Speaker 1 [01:09:53] Really?
Speaker 2 [01:09:53] Yeah, it’s just hard to recommend that anyone try to enter the video game industry these days unless they really – I mean, it’s sort of like media, right? I love my job and I love being a journalist, but media is so volatile and hard to get into and hard to stay in and hard to deal with. I just wouldn’t recommend it to anyone. And I think that ultimately if you know that you can’t imagine yourself doing anything but that, then you’ll hear me say ‘don’t’ and you’ll just ignore me. So ultimately, it’s good advice because if you’re really set on it then you just won’t listen to that advice. And if you’re not, then you’ll take the advice. So it’s win-win advice either way.
Speaker 1 [01:10:36] OK, fair enough. Jason, thank you so much for being here. Just plug the book for us one more time, if you would.
Speaker 2 [01:10:41] Yeah. So it’s called ‘Press Reset: Ruin and Recovery in the Video Game Industry.’ I’m really proud of it. I think it will resonate with a lot of people and I think it also will inform and entertain people, even though the stories are about kind of brutal stuff. I try to write them in a way that is hopefully entertaining. They’re all based on direct interviews that I did with people. So it’s all stuff that you will have not necessarily read before. It comes out on May 11th. You can get it at any bookstore. Do me a favor and support your local bookstore because local indie book stores need more support. So go and buy it from from your local shop that has probably been struggling over the past year and needs your support, but you can get it anywhere. It’s also an e-book. It’s an audio book and it’s translated to a bunch of different languages.
Speaker 1 [01:11:33] We’re going to have it on our podcast bookstore. It’s factuallypod.com/books, which is through bookshop.org. So it does kick back to your local bookstore, although I do recommend even more getting it at your local bookstore if you have one that you love to support. Jason Schreier, thank you so much for being here.
Speaker 2 [01:11:47] Thank you, Adam. It’s been a pleasure catching up, as usual.

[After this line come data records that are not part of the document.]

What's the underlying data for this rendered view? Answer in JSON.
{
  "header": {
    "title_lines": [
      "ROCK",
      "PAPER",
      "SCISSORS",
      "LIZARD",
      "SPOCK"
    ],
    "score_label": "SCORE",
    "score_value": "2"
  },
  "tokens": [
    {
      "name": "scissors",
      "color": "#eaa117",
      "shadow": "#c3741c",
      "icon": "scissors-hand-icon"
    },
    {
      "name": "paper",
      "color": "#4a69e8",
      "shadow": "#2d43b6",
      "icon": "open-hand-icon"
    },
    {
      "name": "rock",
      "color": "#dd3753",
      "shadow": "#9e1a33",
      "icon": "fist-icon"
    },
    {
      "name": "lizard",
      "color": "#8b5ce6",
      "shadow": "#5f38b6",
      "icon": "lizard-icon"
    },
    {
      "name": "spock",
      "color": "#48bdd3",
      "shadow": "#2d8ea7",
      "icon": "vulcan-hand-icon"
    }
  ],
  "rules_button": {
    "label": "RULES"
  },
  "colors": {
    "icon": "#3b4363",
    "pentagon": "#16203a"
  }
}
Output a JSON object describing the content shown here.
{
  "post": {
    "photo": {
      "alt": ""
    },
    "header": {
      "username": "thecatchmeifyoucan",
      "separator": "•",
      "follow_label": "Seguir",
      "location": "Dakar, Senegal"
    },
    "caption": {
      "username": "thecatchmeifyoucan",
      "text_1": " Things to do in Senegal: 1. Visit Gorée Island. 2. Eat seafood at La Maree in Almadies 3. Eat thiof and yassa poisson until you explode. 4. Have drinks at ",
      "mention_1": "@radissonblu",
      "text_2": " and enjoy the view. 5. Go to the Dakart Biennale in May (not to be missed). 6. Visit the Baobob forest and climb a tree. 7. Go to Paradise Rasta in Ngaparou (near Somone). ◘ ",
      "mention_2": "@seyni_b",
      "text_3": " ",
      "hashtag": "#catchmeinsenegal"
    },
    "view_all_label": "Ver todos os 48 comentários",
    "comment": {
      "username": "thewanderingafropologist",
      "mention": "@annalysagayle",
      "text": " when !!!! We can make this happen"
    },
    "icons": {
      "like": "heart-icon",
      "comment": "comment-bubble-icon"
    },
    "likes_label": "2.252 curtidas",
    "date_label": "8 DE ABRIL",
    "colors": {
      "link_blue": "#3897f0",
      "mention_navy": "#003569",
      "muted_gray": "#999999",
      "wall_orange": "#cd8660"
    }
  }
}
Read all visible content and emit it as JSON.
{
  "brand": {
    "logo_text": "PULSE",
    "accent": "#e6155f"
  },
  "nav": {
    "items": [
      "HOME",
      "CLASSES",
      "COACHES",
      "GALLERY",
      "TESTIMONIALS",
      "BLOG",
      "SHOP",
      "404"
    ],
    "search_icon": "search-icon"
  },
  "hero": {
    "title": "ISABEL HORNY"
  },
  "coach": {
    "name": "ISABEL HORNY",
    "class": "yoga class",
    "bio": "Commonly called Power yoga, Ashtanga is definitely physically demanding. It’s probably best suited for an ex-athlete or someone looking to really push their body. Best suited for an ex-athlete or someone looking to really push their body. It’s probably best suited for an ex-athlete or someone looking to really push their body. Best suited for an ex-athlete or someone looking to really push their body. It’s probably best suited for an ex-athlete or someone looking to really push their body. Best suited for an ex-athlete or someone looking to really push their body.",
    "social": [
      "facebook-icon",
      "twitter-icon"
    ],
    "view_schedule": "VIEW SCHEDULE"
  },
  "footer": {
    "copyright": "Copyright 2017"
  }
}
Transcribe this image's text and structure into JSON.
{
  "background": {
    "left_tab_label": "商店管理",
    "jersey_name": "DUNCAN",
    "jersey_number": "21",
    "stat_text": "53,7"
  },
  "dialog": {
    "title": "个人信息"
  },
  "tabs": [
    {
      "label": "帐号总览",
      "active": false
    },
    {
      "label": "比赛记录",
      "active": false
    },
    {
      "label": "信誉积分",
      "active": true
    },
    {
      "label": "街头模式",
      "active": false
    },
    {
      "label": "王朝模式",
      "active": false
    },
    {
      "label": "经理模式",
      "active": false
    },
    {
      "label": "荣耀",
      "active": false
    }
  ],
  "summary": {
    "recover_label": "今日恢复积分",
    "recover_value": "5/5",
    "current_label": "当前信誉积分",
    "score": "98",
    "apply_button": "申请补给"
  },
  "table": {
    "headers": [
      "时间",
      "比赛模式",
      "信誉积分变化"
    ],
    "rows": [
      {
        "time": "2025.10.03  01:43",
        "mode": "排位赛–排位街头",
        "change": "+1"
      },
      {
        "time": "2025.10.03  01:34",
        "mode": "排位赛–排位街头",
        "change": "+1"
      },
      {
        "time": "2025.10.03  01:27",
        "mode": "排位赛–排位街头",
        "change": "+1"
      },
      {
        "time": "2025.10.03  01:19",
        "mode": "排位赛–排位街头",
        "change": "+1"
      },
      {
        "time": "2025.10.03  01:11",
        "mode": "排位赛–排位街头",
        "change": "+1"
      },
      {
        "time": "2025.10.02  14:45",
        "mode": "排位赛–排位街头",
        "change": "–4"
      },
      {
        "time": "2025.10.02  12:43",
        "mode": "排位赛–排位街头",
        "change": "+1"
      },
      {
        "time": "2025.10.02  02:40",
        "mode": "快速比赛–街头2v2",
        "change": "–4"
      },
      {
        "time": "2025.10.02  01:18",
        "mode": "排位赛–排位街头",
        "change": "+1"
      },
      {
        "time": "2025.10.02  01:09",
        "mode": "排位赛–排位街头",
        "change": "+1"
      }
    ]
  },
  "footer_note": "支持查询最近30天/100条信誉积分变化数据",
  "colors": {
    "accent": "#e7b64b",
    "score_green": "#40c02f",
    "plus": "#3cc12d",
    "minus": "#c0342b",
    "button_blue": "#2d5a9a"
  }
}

Speaker 1 [01:11:52] Well, thank you once again to Jason for coming on the show, if you want to check out his book you can get it at factuallypod.com/books. When you do, you’ll be supporting not just the show but also your local bookstore because our shop is through bookshop.org. Thank you once again for listening. I want to thank our producers Chelsea Jacobson and Sam Roudman, our engineer Andrew Carson, Andrew W.K. for our theme song, the fine folks at Falcon Northwest for building me the incredible custom gaming PC that I’m recording this very interview on. You can find me online @AdamConover or AdamConover.net. Thank you so much for listening and we’ll see you next week on Factually.
July 26, 2022
How can we best help animals, when it’s we humans who cause their suffering? Animal Crisis authors Alice Crary and Lori Gruen join Adam to explain how the same systems that hurt and kill animals also harm humans. They discuss the human rights abuses that happen in industrial slaughterhouses and how palm oil monocrops are devastating the world’s rainforests. They also share how we can have solidarity with animals in our daily lives. You can purchase their book at http://factuallypod.com/books
July 19, 2022
In times of turmoil, it can be useful to take a longer view of history. Like, a LOT longer. Paleontologist and author of “The Rise and Reign of the Mammals” Stephen Brusatte joins Adam to explain how mammals took over the Earth hundreds of millions of years ago, and why we survived and achieve sentience when dinosaurs died out. Stephen goes on to discuss why taking a deep look at our history can help prepare us for the crises of the near future. You can purchase Stephen’s book at http://factuallypod.com/books
July 13, 2022
Trans people have existed as long as, you know, people have. But the barriers to legal inclusion and equality are still higher than most people realize. “Sex is as Sex Does” author Paisley Currah joins Adam to discuss why institutions have been slow to give legal recognition to trans identities, why Republicans have shifted their attacks from bathroom policies to trans youth in sports, and why the struggle for trans equality is tied to feminism and women’s liberation. You can purchase Paisley’s book at http://factuallypod.com/books